We do not expect these Act changes to affect interest in new permits and the increased scarcity of new permits may assist in this regard.
However, we shared our musings on the above Act changes when they were first proposed – see here. Our views remain the same, which we reiterate (with some updates) below:
A transferee (or purchaser) of permits and licences will have to factor in and provide upfront security for decommissioning costs. Notably, existing financial security provided by the transferor (or vendor) may not be sufficient to meet the Minister's requirements.
Directors of a transferor have personal criminal liability (to the level noted above) if they are a director of a body corporate at the time when the body corporate breaches decommission obligations, if the body corporate or director did not take all reasonable steps to meet the decommissioning obligations (unless the director could not reasonably have been expected to take such steps).
Parties should work closely with New Zealand Petroleum and Minerals on understanding and quantifying likely decommissioning costs.
These Act changes are consistent with the approach to decommissioning liability in other jurisdictions including Australia, where permit holders (and related bodies corporate or persons) are subject to "trailing liability" for decommissioning. For example, in Australia (and as a last resort), remediation directions are able to be issued to previous permit holders (and related bodies corporate or persons) where the current permit holder has failed to decommission, or decommissioning issues are identified.
We suspect that some of the learnings in relation to accountabilities for decommissioning will be brought across to the New Zealand Government's proposed statutory regime for offshore renewables. Topic for another Energy Blog post in the future. See here for our last post on offshore renewables in New Zealand.

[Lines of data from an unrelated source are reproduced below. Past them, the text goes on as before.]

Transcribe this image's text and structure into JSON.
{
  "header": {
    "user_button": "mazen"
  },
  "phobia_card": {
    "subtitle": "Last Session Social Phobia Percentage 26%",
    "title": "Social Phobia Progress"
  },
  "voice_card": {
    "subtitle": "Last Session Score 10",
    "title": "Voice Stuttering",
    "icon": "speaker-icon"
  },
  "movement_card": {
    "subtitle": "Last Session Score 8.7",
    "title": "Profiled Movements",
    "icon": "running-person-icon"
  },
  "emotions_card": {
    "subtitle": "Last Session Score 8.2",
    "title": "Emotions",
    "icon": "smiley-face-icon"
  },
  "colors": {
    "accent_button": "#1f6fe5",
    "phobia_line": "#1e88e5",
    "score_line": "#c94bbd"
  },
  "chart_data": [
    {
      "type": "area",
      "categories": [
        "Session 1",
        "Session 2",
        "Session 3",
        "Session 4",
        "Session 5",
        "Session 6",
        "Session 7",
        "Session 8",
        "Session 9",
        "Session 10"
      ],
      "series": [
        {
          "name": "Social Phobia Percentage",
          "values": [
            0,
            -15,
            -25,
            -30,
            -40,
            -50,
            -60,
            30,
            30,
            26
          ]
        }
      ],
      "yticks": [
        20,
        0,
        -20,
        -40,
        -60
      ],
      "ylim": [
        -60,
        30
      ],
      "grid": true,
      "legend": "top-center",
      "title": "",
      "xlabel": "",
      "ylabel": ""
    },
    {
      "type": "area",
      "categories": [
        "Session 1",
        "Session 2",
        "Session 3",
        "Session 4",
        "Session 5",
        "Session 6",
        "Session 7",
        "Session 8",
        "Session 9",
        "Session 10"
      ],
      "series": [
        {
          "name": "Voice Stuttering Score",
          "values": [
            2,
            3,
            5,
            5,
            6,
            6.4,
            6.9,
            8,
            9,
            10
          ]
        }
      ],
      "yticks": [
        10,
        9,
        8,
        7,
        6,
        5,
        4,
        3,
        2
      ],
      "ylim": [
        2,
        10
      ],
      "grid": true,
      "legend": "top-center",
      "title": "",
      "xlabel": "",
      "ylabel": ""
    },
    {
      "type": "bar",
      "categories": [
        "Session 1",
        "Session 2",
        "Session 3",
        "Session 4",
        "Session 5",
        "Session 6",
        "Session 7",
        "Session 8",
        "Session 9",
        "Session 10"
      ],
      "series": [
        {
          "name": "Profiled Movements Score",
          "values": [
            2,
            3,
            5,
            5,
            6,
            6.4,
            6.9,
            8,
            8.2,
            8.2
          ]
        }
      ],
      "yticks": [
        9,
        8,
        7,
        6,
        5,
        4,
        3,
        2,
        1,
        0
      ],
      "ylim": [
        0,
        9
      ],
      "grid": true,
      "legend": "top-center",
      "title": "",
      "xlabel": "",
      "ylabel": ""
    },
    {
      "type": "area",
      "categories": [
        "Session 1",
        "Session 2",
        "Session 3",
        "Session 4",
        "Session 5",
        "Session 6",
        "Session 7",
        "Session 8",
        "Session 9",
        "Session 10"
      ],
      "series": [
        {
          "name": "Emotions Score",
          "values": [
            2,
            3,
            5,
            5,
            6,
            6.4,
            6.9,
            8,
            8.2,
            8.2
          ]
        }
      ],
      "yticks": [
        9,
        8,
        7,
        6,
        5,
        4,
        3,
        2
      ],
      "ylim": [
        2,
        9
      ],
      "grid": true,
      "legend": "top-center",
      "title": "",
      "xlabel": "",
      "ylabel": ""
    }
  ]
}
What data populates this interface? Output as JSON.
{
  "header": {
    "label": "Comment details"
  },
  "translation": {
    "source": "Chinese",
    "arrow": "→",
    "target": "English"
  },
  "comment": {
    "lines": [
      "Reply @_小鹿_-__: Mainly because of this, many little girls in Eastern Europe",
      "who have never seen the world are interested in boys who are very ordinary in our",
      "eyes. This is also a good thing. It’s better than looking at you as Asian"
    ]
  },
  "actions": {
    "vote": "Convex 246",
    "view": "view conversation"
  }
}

More Act changes in the wind
Ministerial consent is required before a permit can be transferred. Relevant considerations include that the transferee:
Has the financial capability to meet its obligations under the permit (including decommissioning).
Is highly likely to comply with, and give proper effect to, the work programme for the permit.
Is highly likely to comply with the relevant obligations under the Act or the regulations in respect of reporting and the payment of fees and royalties.
Has the capability to meet applicable health and safety requirements.
However, the Crown Minerals Amendment Bill currently in progress at the select committee stage (consultation ended on 23 January 2023) would add to these requirements by requiring the Minister to be satisfied that the transferee is highly likely to satisfy their decommissioning and post-decommissioning obligations under the Act.
This is also likely to affect the type and quantum of security required by the Minister to be provided under the Act (and therefore the cost to permit holders of providing such security).
While the industry continues to go through a period of transition, we expect the 2021 changes to the Act (and proposed further amendments) can be navigated by committed and reputable applicants/transferees with a strong balance sheet. Given the regulatory landscape, and the untested changes, we suggest early and considered engagement with New Zealand Petroleum and Minerals and the Minister, to allow sufficient time and open dialogue to work through the above issues, and to ensure a successful and timely outcome of any transactions.
This article is intended only to provide a summary of the subject covered. It does not purport to be comprehensive or to provide legal advice. No person should act in reliance on any statement contained in this publication without first obtaining specific professional advice. If you require any advice or further information on the subject matter of this newsletter, please contact the partner/solicitor in the firm who normally advises you, or alternatively contact one of the partners listed below.